If we shouldn’t set our expectations too high for campaigns, we also shouldn’t pretend that wrapping all issues into bipartisan agreements is a guarantee of good legislation. Such logrolling leads to incoherent compromises at least as often as it produces best-of-all-worlds solutions. It’s clear, for example, that Congress sped the airline bailout bill through without properly working out the competing interests of management, stockholders, workers and taxpayers. The legislation, said Rep. Henry Waxman, a California Democrat, “was rushed through the legislative process without any independent assessment of the actual losses incurred by air carriers.”
And the country certainly doesn’t need the ruthless imposition of political orthodoxy in the name of national unity. At a time of war, there is always a temptation to throw around charges of treason against those who disagree with the president or the military.
But in this conflict, at least, the country has so far had the advantage of knowing that there are differences within the administration itself. If Secretary of State Colin Powell and Deputy Defense Secretary Paul Wolfowitz can argue about the proper course of American policy, that opens space for debate in the country as a whole. The birth of left-right coalitions around issues such as civil liberties further reduces the chances of either party baiting the other for disloyalty.
We can’t really know if the current mood marks a decisive turn in politics. But we do know that no event since World War II has so shaken our nation. We know that the very seriousness of the problems the country confronts has already shoved old scandals off the front pages, the talk shows and cable television.

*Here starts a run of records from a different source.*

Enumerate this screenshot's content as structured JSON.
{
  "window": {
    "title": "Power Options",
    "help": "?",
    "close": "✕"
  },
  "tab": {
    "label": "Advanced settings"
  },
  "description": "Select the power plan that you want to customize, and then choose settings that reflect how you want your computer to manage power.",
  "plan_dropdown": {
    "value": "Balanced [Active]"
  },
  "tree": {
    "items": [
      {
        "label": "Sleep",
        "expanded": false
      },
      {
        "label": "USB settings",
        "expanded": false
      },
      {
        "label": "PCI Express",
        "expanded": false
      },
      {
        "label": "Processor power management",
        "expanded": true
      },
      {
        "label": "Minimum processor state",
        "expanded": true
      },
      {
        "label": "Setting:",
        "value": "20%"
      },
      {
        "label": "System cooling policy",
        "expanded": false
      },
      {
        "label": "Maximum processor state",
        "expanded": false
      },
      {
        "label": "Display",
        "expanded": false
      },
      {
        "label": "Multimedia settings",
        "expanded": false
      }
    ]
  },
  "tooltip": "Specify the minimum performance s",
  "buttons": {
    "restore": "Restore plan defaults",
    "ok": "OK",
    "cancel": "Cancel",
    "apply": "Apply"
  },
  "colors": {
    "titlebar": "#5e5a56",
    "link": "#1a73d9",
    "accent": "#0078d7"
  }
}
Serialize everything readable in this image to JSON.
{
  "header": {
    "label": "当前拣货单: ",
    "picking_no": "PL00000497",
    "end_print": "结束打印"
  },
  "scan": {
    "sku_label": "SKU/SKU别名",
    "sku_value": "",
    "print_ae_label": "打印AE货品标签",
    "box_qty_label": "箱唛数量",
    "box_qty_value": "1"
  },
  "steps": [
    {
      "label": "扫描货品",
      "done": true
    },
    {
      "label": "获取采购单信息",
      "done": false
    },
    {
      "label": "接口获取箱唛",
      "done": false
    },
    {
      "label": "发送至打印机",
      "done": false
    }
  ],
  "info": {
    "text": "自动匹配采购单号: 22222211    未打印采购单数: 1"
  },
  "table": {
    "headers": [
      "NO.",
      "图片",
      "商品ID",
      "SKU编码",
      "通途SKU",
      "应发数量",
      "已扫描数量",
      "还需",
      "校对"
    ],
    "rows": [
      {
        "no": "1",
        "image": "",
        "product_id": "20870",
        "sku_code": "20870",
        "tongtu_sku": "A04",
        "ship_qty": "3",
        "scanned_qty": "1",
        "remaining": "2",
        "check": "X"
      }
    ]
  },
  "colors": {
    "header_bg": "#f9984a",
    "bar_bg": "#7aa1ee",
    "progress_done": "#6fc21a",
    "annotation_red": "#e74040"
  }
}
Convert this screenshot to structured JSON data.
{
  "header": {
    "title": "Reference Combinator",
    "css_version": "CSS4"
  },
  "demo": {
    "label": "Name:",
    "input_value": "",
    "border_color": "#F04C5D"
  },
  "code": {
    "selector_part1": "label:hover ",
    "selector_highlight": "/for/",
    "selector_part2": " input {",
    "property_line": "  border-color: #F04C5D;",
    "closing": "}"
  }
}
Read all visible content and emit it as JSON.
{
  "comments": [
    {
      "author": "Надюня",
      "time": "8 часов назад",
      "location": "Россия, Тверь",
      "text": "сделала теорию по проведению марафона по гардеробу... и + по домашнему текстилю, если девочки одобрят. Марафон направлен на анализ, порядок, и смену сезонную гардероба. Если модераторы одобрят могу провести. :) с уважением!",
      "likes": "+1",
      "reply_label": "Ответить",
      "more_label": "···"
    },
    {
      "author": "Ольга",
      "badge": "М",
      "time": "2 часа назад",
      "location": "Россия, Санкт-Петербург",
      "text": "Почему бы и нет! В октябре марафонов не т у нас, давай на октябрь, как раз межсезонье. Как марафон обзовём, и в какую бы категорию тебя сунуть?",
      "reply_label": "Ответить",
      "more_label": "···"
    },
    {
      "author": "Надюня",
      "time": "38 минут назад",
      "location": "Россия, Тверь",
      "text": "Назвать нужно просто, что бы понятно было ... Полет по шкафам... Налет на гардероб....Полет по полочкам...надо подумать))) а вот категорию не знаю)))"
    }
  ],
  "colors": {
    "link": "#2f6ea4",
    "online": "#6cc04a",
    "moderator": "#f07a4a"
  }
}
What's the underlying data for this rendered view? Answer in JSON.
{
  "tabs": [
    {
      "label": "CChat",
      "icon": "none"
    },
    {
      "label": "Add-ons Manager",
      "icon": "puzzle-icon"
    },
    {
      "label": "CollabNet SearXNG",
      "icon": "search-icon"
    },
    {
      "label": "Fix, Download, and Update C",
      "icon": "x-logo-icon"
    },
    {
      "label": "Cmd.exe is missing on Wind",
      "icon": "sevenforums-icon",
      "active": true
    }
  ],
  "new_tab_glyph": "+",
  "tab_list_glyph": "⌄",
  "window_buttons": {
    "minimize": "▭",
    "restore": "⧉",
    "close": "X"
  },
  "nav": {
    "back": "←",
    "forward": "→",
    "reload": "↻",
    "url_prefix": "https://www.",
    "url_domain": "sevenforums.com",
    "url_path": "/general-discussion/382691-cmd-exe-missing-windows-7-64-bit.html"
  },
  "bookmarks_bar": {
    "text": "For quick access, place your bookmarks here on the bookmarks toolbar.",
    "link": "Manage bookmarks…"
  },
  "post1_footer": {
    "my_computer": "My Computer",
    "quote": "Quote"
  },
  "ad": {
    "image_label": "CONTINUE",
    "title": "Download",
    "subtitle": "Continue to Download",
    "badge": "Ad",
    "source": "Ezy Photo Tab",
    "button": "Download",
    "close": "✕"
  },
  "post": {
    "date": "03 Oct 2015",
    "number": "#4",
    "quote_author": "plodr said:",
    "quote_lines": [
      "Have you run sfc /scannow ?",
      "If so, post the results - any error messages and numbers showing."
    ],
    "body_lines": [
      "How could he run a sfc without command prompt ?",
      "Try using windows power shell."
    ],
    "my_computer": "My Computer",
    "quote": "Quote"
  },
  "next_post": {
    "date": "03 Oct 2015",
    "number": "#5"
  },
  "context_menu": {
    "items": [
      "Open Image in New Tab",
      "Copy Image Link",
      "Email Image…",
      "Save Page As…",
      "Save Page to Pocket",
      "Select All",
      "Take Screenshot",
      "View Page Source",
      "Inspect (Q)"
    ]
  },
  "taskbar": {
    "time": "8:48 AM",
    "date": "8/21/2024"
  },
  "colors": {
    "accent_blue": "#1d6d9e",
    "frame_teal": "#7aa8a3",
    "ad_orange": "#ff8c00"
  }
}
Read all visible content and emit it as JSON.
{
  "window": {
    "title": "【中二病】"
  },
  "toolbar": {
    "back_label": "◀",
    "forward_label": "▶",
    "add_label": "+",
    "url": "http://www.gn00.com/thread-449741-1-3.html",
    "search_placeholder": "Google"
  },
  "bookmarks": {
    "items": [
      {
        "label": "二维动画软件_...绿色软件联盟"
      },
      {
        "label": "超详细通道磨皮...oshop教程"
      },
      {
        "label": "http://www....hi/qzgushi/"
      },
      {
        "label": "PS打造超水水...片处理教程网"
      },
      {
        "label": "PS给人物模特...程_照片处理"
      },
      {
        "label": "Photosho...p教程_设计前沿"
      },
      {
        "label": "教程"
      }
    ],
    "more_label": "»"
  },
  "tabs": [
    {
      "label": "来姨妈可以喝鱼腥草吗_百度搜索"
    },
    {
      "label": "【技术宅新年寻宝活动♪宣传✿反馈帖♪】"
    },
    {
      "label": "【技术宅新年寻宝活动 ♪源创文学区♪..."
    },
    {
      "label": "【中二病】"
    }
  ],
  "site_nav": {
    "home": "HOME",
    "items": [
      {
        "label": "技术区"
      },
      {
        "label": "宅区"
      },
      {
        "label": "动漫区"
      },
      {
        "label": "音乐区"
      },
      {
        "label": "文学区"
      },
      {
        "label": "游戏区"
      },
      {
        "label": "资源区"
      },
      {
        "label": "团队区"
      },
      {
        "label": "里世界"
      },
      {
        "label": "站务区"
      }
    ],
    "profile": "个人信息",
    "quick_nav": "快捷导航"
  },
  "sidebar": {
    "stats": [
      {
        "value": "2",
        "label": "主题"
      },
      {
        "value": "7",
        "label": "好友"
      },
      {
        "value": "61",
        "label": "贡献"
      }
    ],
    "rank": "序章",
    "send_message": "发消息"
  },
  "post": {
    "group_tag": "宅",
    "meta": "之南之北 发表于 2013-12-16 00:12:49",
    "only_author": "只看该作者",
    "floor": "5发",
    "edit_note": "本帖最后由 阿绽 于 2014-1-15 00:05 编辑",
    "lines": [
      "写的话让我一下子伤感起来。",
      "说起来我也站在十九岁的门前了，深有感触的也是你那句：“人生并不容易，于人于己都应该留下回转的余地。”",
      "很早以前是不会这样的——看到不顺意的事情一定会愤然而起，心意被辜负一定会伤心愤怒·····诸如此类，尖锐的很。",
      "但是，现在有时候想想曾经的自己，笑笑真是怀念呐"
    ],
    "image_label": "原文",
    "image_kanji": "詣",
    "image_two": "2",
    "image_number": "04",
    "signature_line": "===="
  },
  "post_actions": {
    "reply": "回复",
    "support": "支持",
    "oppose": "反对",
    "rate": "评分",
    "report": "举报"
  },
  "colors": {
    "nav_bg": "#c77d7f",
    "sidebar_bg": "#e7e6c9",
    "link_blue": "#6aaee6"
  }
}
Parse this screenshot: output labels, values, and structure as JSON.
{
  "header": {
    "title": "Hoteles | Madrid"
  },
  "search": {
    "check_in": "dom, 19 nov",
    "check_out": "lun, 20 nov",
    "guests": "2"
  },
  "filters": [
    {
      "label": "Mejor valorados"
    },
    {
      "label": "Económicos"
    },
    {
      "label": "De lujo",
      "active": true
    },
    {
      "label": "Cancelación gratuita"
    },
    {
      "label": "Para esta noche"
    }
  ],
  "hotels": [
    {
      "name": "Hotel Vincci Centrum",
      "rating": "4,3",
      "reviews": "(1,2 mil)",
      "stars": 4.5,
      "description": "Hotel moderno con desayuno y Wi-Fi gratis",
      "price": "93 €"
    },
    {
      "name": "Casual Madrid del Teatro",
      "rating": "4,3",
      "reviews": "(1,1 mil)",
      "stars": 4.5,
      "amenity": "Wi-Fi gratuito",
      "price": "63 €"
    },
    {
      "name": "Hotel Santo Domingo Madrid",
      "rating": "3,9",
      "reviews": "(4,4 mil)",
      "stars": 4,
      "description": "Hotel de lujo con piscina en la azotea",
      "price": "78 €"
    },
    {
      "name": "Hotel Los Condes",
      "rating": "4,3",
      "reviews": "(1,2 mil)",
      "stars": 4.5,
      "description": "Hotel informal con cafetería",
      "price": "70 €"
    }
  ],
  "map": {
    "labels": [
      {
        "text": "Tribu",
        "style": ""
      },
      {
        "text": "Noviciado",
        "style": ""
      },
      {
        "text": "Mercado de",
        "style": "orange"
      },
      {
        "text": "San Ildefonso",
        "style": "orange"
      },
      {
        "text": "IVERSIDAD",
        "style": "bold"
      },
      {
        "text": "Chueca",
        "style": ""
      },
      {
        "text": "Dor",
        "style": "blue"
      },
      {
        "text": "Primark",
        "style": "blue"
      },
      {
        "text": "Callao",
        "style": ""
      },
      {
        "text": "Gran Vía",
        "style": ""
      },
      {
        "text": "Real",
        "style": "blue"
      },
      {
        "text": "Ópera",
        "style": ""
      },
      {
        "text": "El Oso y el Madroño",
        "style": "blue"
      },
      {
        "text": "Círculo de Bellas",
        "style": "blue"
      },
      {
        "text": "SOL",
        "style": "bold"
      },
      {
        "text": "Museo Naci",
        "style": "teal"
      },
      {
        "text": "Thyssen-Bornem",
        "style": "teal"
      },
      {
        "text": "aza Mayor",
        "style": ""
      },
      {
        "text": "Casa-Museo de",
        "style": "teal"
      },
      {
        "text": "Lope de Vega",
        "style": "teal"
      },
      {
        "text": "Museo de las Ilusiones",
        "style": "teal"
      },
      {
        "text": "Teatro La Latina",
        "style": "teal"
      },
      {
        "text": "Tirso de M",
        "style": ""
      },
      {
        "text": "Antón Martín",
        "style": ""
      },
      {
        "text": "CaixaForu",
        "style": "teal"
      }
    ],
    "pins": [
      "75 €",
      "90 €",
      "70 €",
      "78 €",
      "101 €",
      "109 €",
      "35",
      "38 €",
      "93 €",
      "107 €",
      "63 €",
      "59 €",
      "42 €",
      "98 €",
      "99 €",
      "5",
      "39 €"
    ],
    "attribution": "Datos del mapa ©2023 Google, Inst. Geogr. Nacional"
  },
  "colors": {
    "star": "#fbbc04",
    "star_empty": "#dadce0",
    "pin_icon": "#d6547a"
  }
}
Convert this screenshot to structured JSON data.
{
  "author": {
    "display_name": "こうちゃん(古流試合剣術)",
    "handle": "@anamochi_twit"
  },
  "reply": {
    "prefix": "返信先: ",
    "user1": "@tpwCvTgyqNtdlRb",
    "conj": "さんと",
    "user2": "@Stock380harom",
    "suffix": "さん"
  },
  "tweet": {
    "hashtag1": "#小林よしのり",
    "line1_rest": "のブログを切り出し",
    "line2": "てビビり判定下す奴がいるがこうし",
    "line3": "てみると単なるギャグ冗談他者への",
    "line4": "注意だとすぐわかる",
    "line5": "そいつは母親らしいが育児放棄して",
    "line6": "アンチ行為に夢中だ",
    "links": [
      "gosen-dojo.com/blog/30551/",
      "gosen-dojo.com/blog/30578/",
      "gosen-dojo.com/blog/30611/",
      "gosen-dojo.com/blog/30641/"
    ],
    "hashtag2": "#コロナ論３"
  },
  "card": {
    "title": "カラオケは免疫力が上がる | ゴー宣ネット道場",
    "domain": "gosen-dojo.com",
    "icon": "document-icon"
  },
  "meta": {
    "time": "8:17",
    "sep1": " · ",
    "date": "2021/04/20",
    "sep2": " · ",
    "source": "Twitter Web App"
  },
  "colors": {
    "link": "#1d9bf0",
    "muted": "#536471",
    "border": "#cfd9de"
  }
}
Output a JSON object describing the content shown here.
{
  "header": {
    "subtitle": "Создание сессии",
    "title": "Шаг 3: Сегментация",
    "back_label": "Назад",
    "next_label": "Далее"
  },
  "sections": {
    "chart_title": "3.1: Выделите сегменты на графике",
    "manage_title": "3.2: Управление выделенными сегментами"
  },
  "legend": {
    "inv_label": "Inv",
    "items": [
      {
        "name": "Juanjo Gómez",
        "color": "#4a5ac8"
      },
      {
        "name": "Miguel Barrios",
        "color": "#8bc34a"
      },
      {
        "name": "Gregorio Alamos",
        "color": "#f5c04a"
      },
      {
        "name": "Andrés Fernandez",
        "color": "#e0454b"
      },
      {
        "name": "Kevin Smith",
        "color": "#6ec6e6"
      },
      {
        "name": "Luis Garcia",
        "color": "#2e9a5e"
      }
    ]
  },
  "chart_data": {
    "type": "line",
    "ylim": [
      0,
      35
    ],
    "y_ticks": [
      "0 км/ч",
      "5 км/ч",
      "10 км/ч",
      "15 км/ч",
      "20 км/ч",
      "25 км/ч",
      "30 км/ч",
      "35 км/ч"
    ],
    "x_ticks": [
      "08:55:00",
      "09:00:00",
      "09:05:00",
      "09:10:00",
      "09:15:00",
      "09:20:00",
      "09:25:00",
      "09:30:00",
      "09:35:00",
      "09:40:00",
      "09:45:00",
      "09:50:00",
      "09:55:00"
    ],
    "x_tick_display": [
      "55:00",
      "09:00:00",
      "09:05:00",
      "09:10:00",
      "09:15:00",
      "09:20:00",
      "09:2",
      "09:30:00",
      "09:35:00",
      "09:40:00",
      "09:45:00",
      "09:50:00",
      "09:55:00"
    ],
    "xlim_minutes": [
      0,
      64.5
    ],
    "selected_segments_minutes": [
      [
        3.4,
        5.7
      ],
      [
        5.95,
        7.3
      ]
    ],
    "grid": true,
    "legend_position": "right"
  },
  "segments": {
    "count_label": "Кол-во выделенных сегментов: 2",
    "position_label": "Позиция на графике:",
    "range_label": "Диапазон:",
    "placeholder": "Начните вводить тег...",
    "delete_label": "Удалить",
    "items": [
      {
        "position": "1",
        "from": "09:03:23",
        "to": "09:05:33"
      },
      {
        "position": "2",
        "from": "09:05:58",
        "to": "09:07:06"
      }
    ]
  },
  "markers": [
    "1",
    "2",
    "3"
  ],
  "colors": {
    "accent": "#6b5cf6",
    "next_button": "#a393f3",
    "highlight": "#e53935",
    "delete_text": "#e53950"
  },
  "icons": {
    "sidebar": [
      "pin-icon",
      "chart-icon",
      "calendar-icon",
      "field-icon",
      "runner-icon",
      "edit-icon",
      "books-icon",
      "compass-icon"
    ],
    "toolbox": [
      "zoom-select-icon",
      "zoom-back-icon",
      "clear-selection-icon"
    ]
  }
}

We also know that events of this magnitude make old slogans, left and right, seem stale, sometimes shamefully so. Only the most contorted analysis can lay the blame for this slaughter of innocents on “American Imperialism.” The rhetoric of free market omnipotence, so dominant for so long, became a bit less believable when Republicans and Democrats in Congress agreed that the marketplace couldn’t keep the airlines flying; only the government, however clumsily, could do that.
And complaints about America’s alleged “moral bankruptcy” or “hedonism” have been laid low by the community spirit and selflessness of countless firefighters, rescue workers and volunteers. Our celebrities, suddenly, are not high-tech wizards, Hollywood beautiful people or hotshot investors, but public employees who soared in our esteem by simply doing their jobs—and ordinary citizens who simply behaved as citizens should.
We know, finally, that patriotism is now spoken of without any irony. The American flag, a politically contested symbol in the 40 Years War that began in the 1960s, has been restored as the banner representing the entire American community. This is not a trivial change. It suggests we might begin believing again in common endeavor.
There is no getting around the close division in both houses of Congress or the fact that both parties will fight fiercely for control in the 2002 elections, war or no war. Politicians will continue to do what it takes to win. People of strong views will continue to want their ideas to prevail. I want national health insurance no less devoutly than my conservative friends wish for more tax cuts. Sept. 11 did not change that.
But perhaps the way we argue out such differences will change. Our hope should be not for an end to partisanship, but for the beginning of a New Partisanship, a debate over real differences with less meanness and manipulation. We might begin by taking the current seriousness seriously, and by agreeing that politics, public life and public service are too important to be trivialized or denigrated. If we don’t believe that now, we never will.
E.J. Dionne is a Washington Post columnist and a senior fellow at the Brookings Institution.